Web page and app entries:

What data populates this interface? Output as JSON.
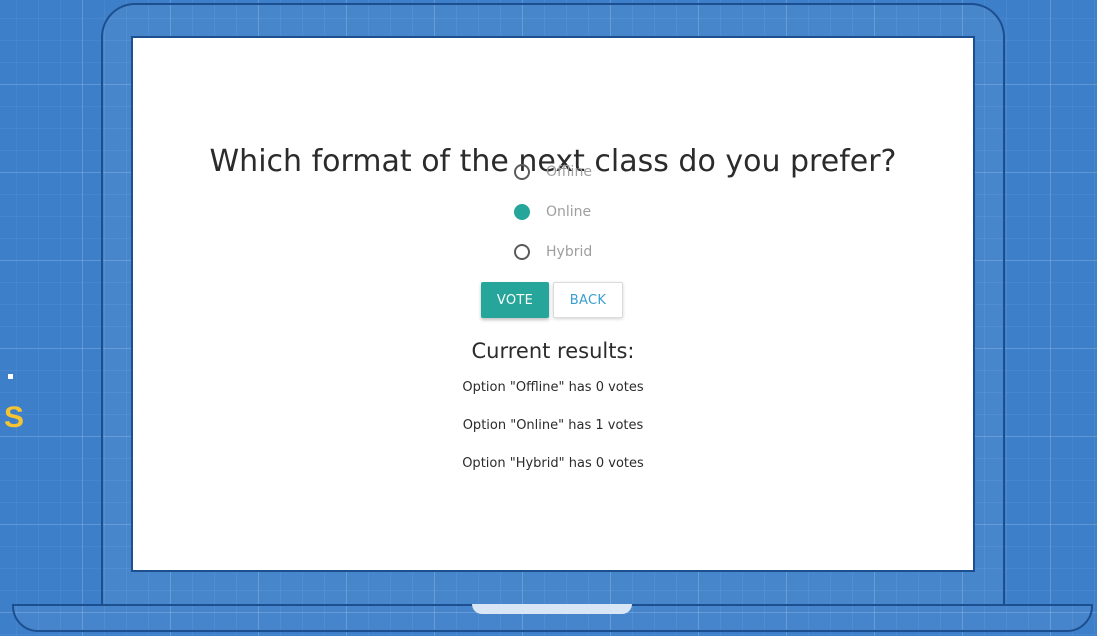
{
  "background": {
    "side_text": "S",
    "accent_color": "#f6c431",
    "grid_color": "#3d7fc9"
  },
  "poll": {
    "question": "Which format of the next class do you prefer?",
    "options": [
      {
        "label": "Offline",
        "selected": false
      },
      {
        "label": "Online",
        "selected": true
      },
      {
        "label": "Hybrid",
        "selected": false
      }
    ],
    "accent_color": "#26a69a"
  },
  "buttons": {
    "vote_label": "VOTE",
    "back_label": "BACK"
  },
  "results": {
    "title": "Current results:",
    "lines": [
      "Option \"Offline\" has 0 votes",
      "Option \"Online\" has 1 votes",
      "Option \"Hybrid\" has 0 votes"
    ]
  }
}
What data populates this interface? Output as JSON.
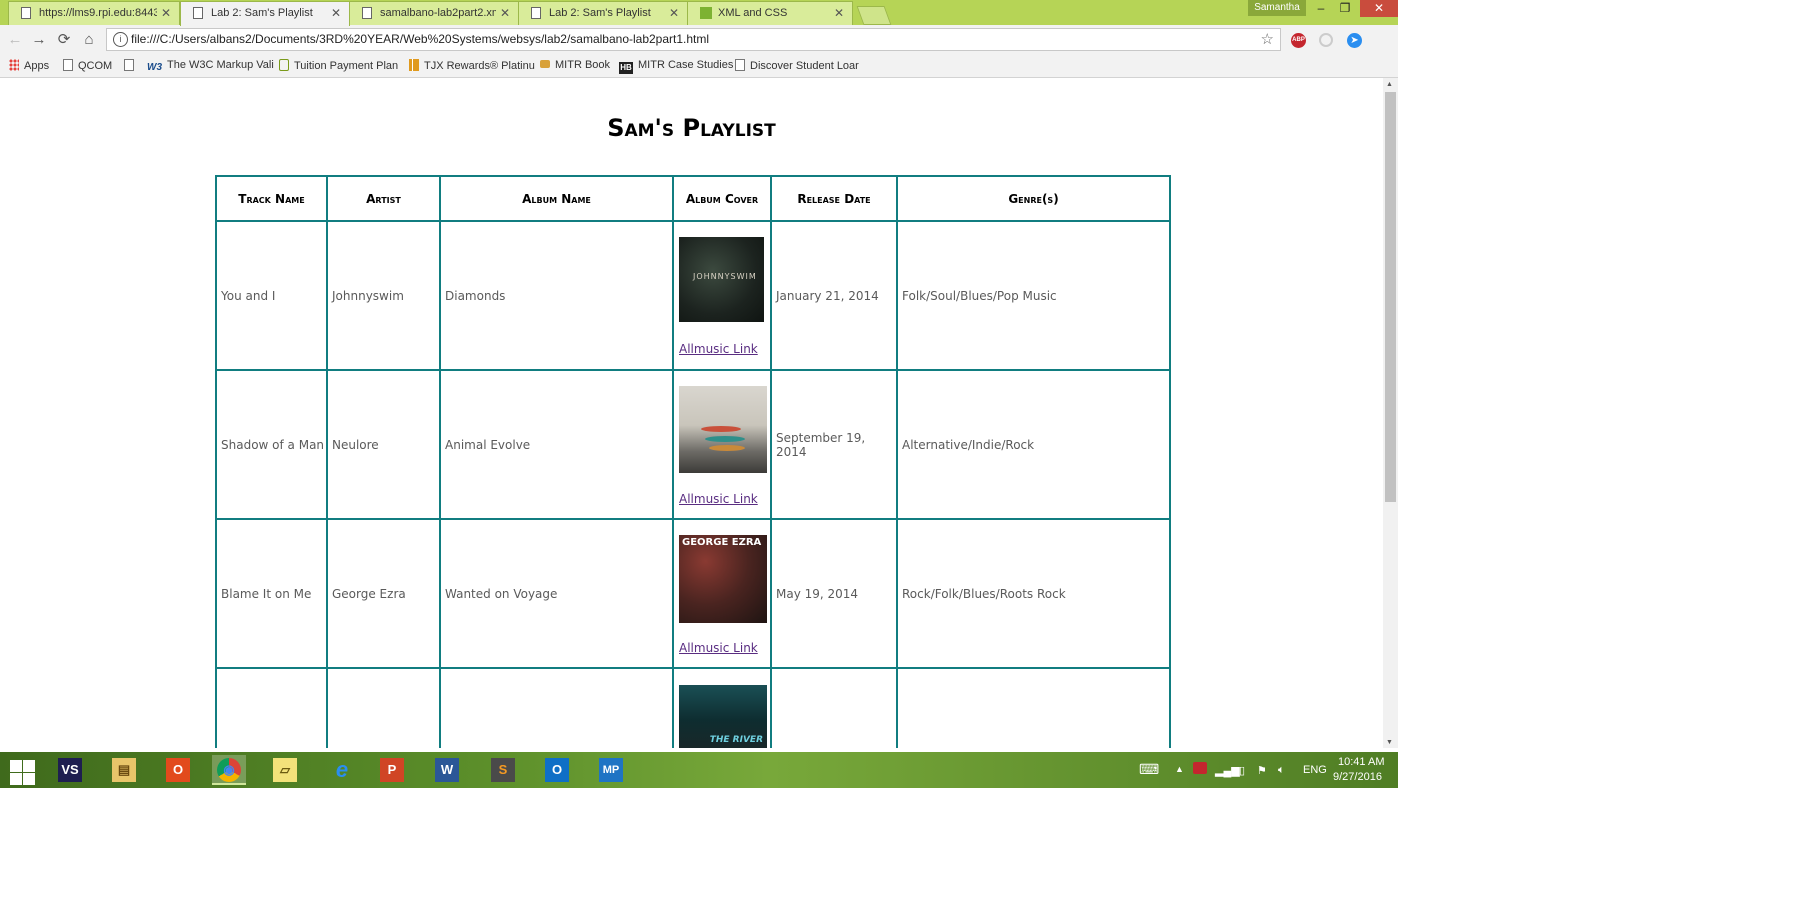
{
  "tabs": [
    {
      "title": "https://lms9.rpi.edu:8443",
      "active": false,
      "icon": "page-icon"
    },
    {
      "title": "Lab 2: Sam's Playlist",
      "active": true,
      "icon": "page-icon"
    },
    {
      "title": "samalbano-lab2part2.xml",
      "active": false,
      "icon": "page-icon"
    },
    {
      "title": "Lab 2: Sam's Playlist",
      "active": false,
      "icon": "page-icon"
    },
    {
      "title": "XML and CSS",
      "active": false,
      "icon": "xml-icon"
    }
  ],
  "window": {
    "user": "Samantha",
    "minimize": "–",
    "restore": "❐",
    "close": "✕"
  },
  "toolbar": {
    "back": "←",
    "forward": "→",
    "reload": "⟳",
    "home": "⌂",
    "url": "file:///C:/Users/albans2/Documents/3RD%20YEAR/Web%20Systems/websys/lab2/samalbano-lab2part1.html",
    "abp": "ABP",
    "menu": "⋮"
  },
  "bookmarks": [
    {
      "label": "Apps",
      "icon": "apps-icon"
    },
    {
      "label": "QCOM",
      "icon": "page-icon"
    },
    {
      "label": "",
      "icon": "page-icon"
    },
    {
      "label": "The W3C Markup Vali",
      "icon": "w3c-icon"
    },
    {
      "label": "Tuition Payment Plan",
      "icon": "tuition-icon"
    },
    {
      "label": "TJX Rewards® Platinu",
      "icon": "tjx-icon"
    },
    {
      "label": "MITR Book",
      "icon": "mitr-icon"
    },
    {
      "label": "MITR Case Studies",
      "icon": "hb-icon"
    },
    {
      "label": "Discover Student Loar",
      "icon": "page-icon"
    }
  ],
  "page": {
    "title": "Sam's Playlist",
    "columns": [
      "Track Name",
      "Artist",
      "Album Name",
      "Album Cover",
      "Release Date",
      "Genre(s)"
    ],
    "rows": [
      {
        "track": "You and I",
        "artist": "Johnnyswim",
        "album": "Diamonds",
        "cover_text": "JOHNNYSWIM",
        "link": "Allmusic Link",
        "date": "January 21, 2014",
        "genre": "Folk/Soul/Blues/Pop Music"
      },
      {
        "track": "Shadow of a Man",
        "artist": "Neulore",
        "album": "Animal Evolve",
        "cover_text": "",
        "link": "Allmusic Link",
        "date": "September 19, 2014",
        "genre": "Alternative/Indie/Rock"
      },
      {
        "track": "Blame It on Me",
        "artist": "George Ezra",
        "album": "Wanted on Voyage",
        "cover_text": "GEORGE EZRA",
        "link": "Allmusic Link",
        "date": "May 19, 2014",
        "genre": "Rock/Folk/Blues/Roots Rock"
      },
      {
        "track": "",
        "artist": "",
        "album": "",
        "cover_text": "THE RIVER",
        "link": "",
        "date": "",
        "genre": ""
      }
    ]
  },
  "taskbar": {
    "apps": [
      {
        "name": "visual-studio",
        "glyph": "VS"
      },
      {
        "name": "file-explorer",
        "glyph": "▤"
      },
      {
        "name": "office-app",
        "glyph": "O"
      },
      {
        "name": "chrome",
        "glyph": "◉"
      },
      {
        "name": "sticky-notes",
        "glyph": "▱"
      },
      {
        "name": "internet-explorer",
        "glyph": "e"
      },
      {
        "name": "powerpoint",
        "glyph": "P"
      },
      {
        "name": "word",
        "glyph": "W"
      },
      {
        "name": "sublime-text",
        "glyph": "S"
      },
      {
        "name": "outlook",
        "glyph": "O"
      },
      {
        "name": "media-player",
        "glyph": "MP"
      }
    ],
    "language": "ENG",
    "time": "10:41 AM",
    "date": "9/27/2016"
  }
}
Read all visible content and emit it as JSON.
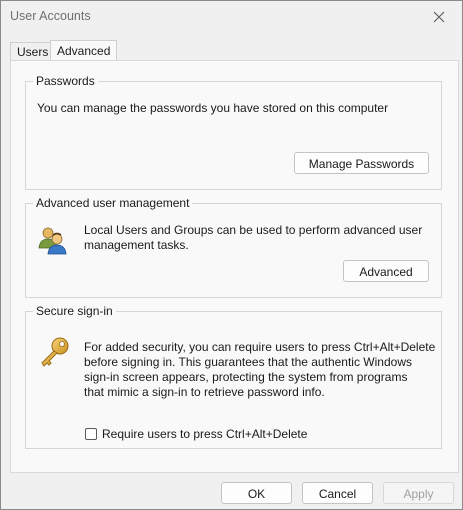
{
  "window": {
    "title": "User Accounts",
    "close_icon": "close-icon"
  },
  "tabs": [
    {
      "label": "Users",
      "selected": false
    },
    {
      "label": "Advanced",
      "selected": true
    }
  ],
  "passwords": {
    "title": "Passwords",
    "description": "You can manage the passwords you have stored on this computer",
    "button_label": "Manage Passwords"
  },
  "advanced_user_management": {
    "title": "Advanced user management",
    "description_line1": "Local Users and Groups can be used to perform advanced user",
    "description_line2": "management tasks.",
    "button_label": "Advanced",
    "icon": "users-group-icon"
  },
  "secure_signin": {
    "title": "Secure sign-in",
    "description_lines": [
      "For added security, you can require users to press Ctrl+Alt+Delete",
      "before signing in. This guarantees that the authentic Windows",
      "sign-in screen appears, protecting the system from programs",
      "that mimic a sign-in to retrieve password info."
    ],
    "checkbox_label": "Require users to press Ctrl+Alt+Delete",
    "checkbox_checked": false,
    "icon": "key-icon"
  },
  "footer": {
    "ok_label": "OK",
    "cancel_label": "Cancel",
    "apply_label": "Apply",
    "apply_enabled": false
  }
}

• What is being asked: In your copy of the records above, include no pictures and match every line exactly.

• Task response:
What data populates this interface? Output as JSON.
{
  "background": {
    "side_text": "S",
    "accent_color": "#f6c431",
    "grid_color": "#3d7fc9"
  },
  "poll": {
    "question": "Which format of the next class do you prefer?",
    "options": [
      {
        "label": "Offline",
        "selected": false
      },
      {
        "label": "Online",
        "selected": true
      },
      {
        "label": "Hybrid",
        "selected": false
      }
    ],
    "accent_color": "#26a69a"
  },
  "buttons": {
    "vote_label": "VOTE",
    "back_label": "BACK"
  },
  "results": {
    "title": "Current results:",
    "lines": [
      "Option \"Offline\" has 0 votes",
      "Option \"Online\" has 1 votes",
      "Option \"Hybrid\" has 0 votes"
    ]
  }
}
What data populates this interface? Output as JSON.
{
  "tabs": [
    {
      "title": "https://lms9.rpi.edu:8443",
      "active": false,
      "icon": "page-icon"
    },
    {
      "title": "Lab 2: Sam's Playlist",
      "active": true,
      "icon": "page-icon"
    },
    {
      "title": "samalbano-lab2part2.xml",
      "active": false,
      "icon": "page-icon"
    },
    {
      "title": "Lab 2: Sam's Playlist",
      "active": false,
      "icon": "page-icon"
    },
    {
      "title": "XML and CSS",
      "active": false,
      "icon": "xml-icon"
    }
  ],
  "window": {
    "user": "Samantha",
    "minimize": "–",
    "restore": "❐",
    "close": "✕"
  },
  "toolbar": {
    "back": "←",
    "forward": "→",
    "reload": "⟳",
    "home": "⌂",
    "url": "file:///C:/Users/albans2/Documents/3RD%20YEAR/Web%20Systems/websys/lab2/samalbano-lab2part1.html",
    "abp": "ABP",
    "menu": "⋮"
  },
  "bookmarks": [
    {
      "label": "Apps",
      "icon": "apps-icon"
    },
    {
      "label": "QCOM",
      "icon": "page-icon"
    },
    {
      "label": "",
      "icon": "page-icon"
    },
    {
      "label": "The W3C Markup Vali",
      "icon": "w3c-icon"
    },
    {
      "label": "Tuition Payment Plan",
      "icon": "tuition-icon"
    },
    {
      "label": "TJX Rewards® Platinu",
      "icon": "tjx-icon"
    },
    {
      "label": "MITR Book",
      "icon": "mitr-icon"
    },
    {
      "label": "MITR Case Studies",
      "icon": "hb-icon"
    },
    {
      "label": "Discover Student Loar",
      "icon": "page-icon"
    }
  ],
  "page": {
    "title": "Sam's Playlist",
    "columns": [
      "Track Name",
      "Artist",
      "Album Name",
      "Album Cover",
      "Release Date",
      "Genre(s)"
    ],
    "rows": [
      {
        "track": "You and I",
        "artist": "Johnnyswim",
        "album": "Diamonds",
        "cover_text": "JOHNNYSWIM",
        "link": "Allmusic Link",
        "date": "January 21, 2014",
        "genre": "Folk/Soul/Blues/Pop Music"
      },
      {
        "track": "Shadow of a Man",
        "artist": "Neulore",
        "album": "Animal Evolve",
        "cover_text": "",
        "link": "Allmusic Link",
        "date": "September 19, 2014",
        "genre": "Alternative/Indie/Rock"
      },
      {
        "track": "Blame It on Me",
        "artist": "George Ezra",
        "album": "Wanted on Voyage",
        "cover_text": "GEORGE EZRA",
        "link": "Allmusic Link",
        "date": "May 19, 2014",
        "genre": "Rock/Folk/Blues/Roots Rock"
      },
      {
        "track": "",
        "artist": "",
        "album": "",
        "cover_text": "THE RIVER",
        "link": "",
        "date": "",
        "genre": ""
      }
    ]
  },
  "taskbar": {
    "apps": [
      {
        "name": "visual-studio",
        "glyph": "VS"
      },
      {
        "name": "file-explorer",
        "glyph": "▤"
      },
      {
        "name": "office-app",
        "glyph": "O"
      },
      {
        "name": "chrome",
        "glyph": "◉"
      },
      {
        "name": "sticky-notes",
        "glyph": "▱"
      },
      {
        "name": "internet-explorer",
        "glyph": "e"
      },
      {
        "name": "powerpoint",
        "glyph": "P"
      },
      {
        "name": "word",
        "glyph": "W"
      },
      {
        "name": "sublime-text",
        "glyph": "S"
      },
      {
        "name": "outlook",
        "glyph": "O"
      },
      {
        "name": "media-player",
        "glyph": "MP"
      }
    ],
    "language": "ENG",
    "time": "10:41 AM",
    "date": "9/27/2016"
  }
}
Read all visible content and emit it as JSON.
{
  "window": {
    "title": "User Accounts",
    "close_icon": "close-icon"
  },
  "tabs": [
    {
      "label": "Users",
      "selected": false
    },
    {
      "label": "Advanced",
      "selected": true
    }
  ],
  "passwords": {
    "title": "Passwords",
    "description": "You can manage the passwords you have stored on this computer",
    "button_label": "Manage Passwords"
  },
  "advanced_user_management": {
    "title": "Advanced user management",
    "description_line1": "Local Users and Groups can be used to perform advanced user",
    "description_line2": "management tasks.",
    "button_label": "Advanced",
    "icon": "users-group-icon"
  },
  "secure_signin": {
    "title": "Secure sign-in",
    "description_lines": [
      "For added security, you can require users to press Ctrl+Alt+Delete",
      "before signing in. This guarantees that the authentic Windows",
      "sign-in screen appears, protecting the system from programs",
      "that mimic a sign-in to retrieve password info."
    ],
    "checkbox_label": "Require users to press Ctrl+Alt+Delete",
    "checkbox_checked": false,
    "icon": "key-icon"
  },
  "footer": {
    "ok_label": "OK",
    "cancel_label": "Cancel",
    "apply_label": "Apply",
    "apply_enabled": false
  }
}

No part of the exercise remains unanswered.